Knotty, funny, and frank, Outkast’s fourth album Stankonia extends and transcends the Southern funk-rock-hip-hop synthesis this Atlanta duo nurtured so fruitfully on 1998’s Aquemini. Andre ”Dre” Benjamin and Antwan ”Big Boi” Patton may be intent on proving they are, as they say at one point on this 17-cut epic, ”the coolest motherfunkers on the planet,” but these guys are nothing if not down-to-earth. Their influences include, crucially, Richard Pryor (base-head blackout sketches; a sentimental affection for prostitutes) and George Clinton (they quote the P-Funk All-Star’s ”fakin’ the funk” mantra as well as a melody line from ”You Shouldn’t-Nuf Bit Fish”). Like both of those artists, Benjamin and Patton love puns and wordplay. Their record’s references to ”the underground smellroad” and nursery-rhyme chants of ”I stank I can, I stank I can” emphasize the blues definition of ”funky” as ”smelly” — that is to say, low-down, blunt, pungent: a measure of authenticity.

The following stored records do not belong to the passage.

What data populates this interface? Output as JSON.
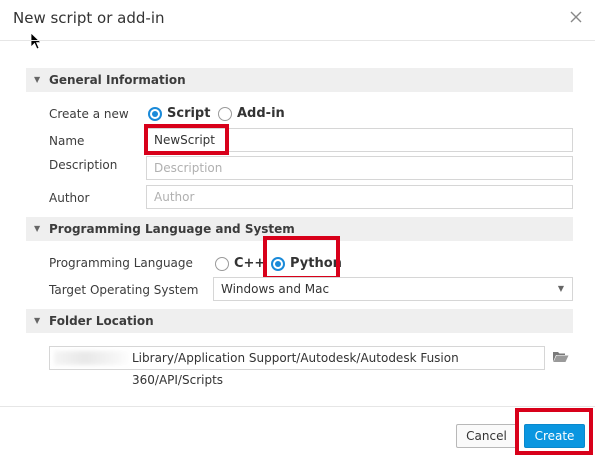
{
  "dialog": {
    "title": "New script or add-in"
  },
  "general": {
    "header": "General Information",
    "create_label": "Create a new",
    "option_script": "Script",
    "option_addin": "Add-in",
    "selected_type": "Script",
    "name_label": "Name",
    "name_value": "NewScript",
    "description_label": "Description",
    "description_placeholder": "Description",
    "author_label": "Author",
    "author_placeholder": "Author"
  },
  "programming": {
    "header": "Programming Language and System",
    "language_label": "Programming Language",
    "option_cpp": "C++",
    "option_python": "Python",
    "selected_language": "Python",
    "os_label": "Target Operating System",
    "os_value": "Windows and Mac"
  },
  "folder": {
    "header": "Folder Location",
    "path": "Library/Application Support/Autodesk/Autodesk Fusion 360/API/Scripts"
  },
  "footer": {
    "cancel_label": "Cancel",
    "create_label": "Create"
  },
  "colors": {
    "accent": "#0a96e0",
    "highlight": "#d8001a",
    "section_bg": "#efefef"
  },
  "icons": {
    "close": "close-icon",
    "cursor": "mouse-pointer-icon",
    "caret": "caret-down-icon",
    "folder": "folder-open-icon"
  }
}
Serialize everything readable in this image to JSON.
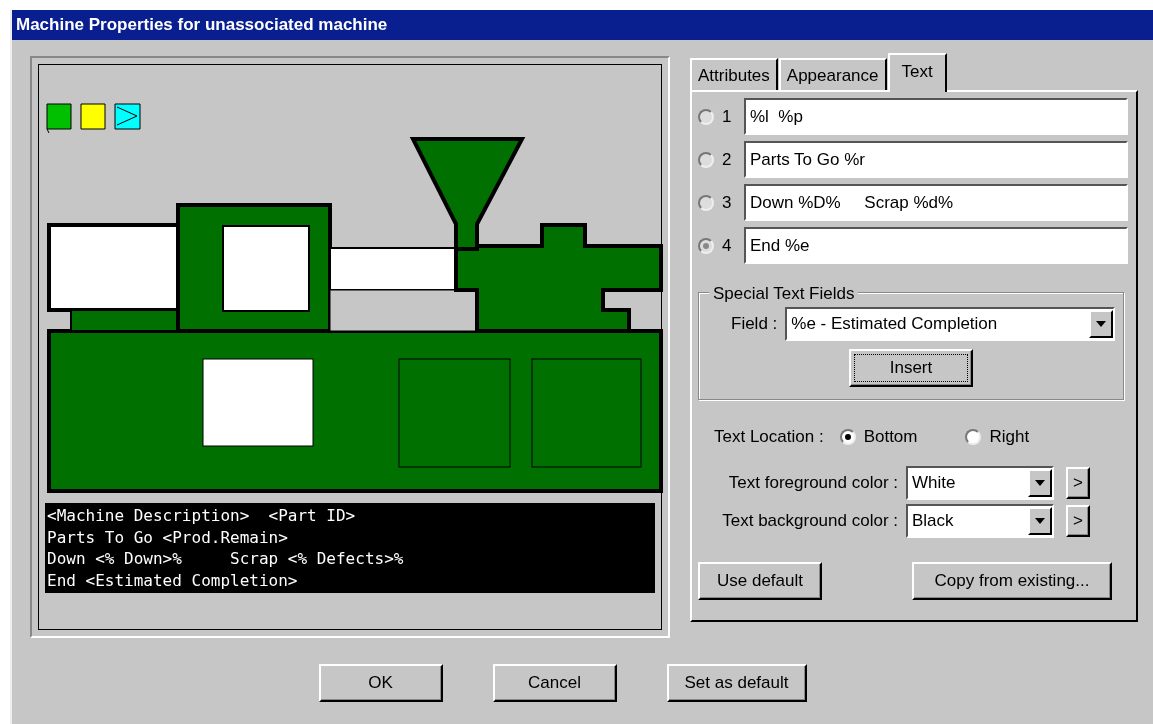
{
  "window": {
    "title": "Machine Properties for unassociated machine"
  },
  "preview": {
    "text_lines": [
      "<Machine Description>  <Part ID>",
      "Parts To Go <Prod.Remain>",
      "Down <% Down>%     Scrap <% Defects>%",
      "End <Estimated Completion>"
    ]
  },
  "tabs": [
    {
      "label": "Attributes",
      "selected": false
    },
    {
      "label": "Appearance",
      "selected": false
    },
    {
      "label": "Text",
      "selected": true
    }
  ],
  "text_lines": [
    {
      "number": "1",
      "value": "%l  %p",
      "selected": false
    },
    {
      "number": "2",
      "value": "Parts To Go %r",
      "selected": false
    },
    {
      "number": "3",
      "value": "Down %D%     Scrap %d%",
      "selected": false
    },
    {
      "number": "4",
      "value": "End %e",
      "selected": true
    }
  ],
  "special_text_fields": {
    "title": "Special Text Fields",
    "field_label": "Field :",
    "field_value": "%e - Estimated Completion",
    "insert_button": "Insert"
  },
  "text_location": {
    "label": "Text Location :",
    "options": [
      {
        "label": "Bottom",
        "selected": true
      },
      {
        "label": "Right",
        "selected": false
      }
    ]
  },
  "colors": [
    {
      "label": "Text foreground color :",
      "value": "White",
      "more_button": ">"
    },
    {
      "label": "Text background color :",
      "value": "Black",
      "more_button": ">"
    }
  ],
  "panel_buttons": [
    "Use default",
    "Copy from existing..."
  ],
  "buttons": [
    "OK",
    "Cancel",
    "Set as default"
  ]
}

Benjamin and Patton shift with dizzyingly assured fluidity between the real and the surreal. A cut such as ”Ms. Jackson” is a beautifully detailed sung-spoken apology to the grandmother of the narrator’s baby, in which he laments his breakup with the child’s mother and promises to uphold his responsibility as a parent. At the other extreme is the record’s first single, ”B.O.B.” — ”bombs over Baghdad” — a frenetically shouted tour de force featuring drum beats that spray across the melody like rounds of gunfire. It’s followed by the even more militant ”Explosion,” which exhorts brothers to avoid being ”brainwash[ed] to be commercial clowns” — a powerful distillation of the message Spike Lee is delivering in Bamboozled.
In the whirling universe of Stankonia, Teddy Pendergrass, Three’s Company‘s Jack Tripper, and Anne Frank all get name-checked to surprising effect, and to all the commentators who have lauded Eminem for his use of internal rhyme, Outkast offers the white homophobe a job as well as a superior example of this poetic device — ”Speeches only reaches those who know about it/This is how we go about it.” All this, while demonstrating that the way they ”go about it” is to be endlessly good-humored and imaginative even when dealing with the most grim and mind-deadening facets of ghetto life. Stankonia reeks of artful ambition rendered with impeccable skill — or as one song title so concisely has it, ”So Fresh, So Clean.” Take a deep breath and jump into this music. A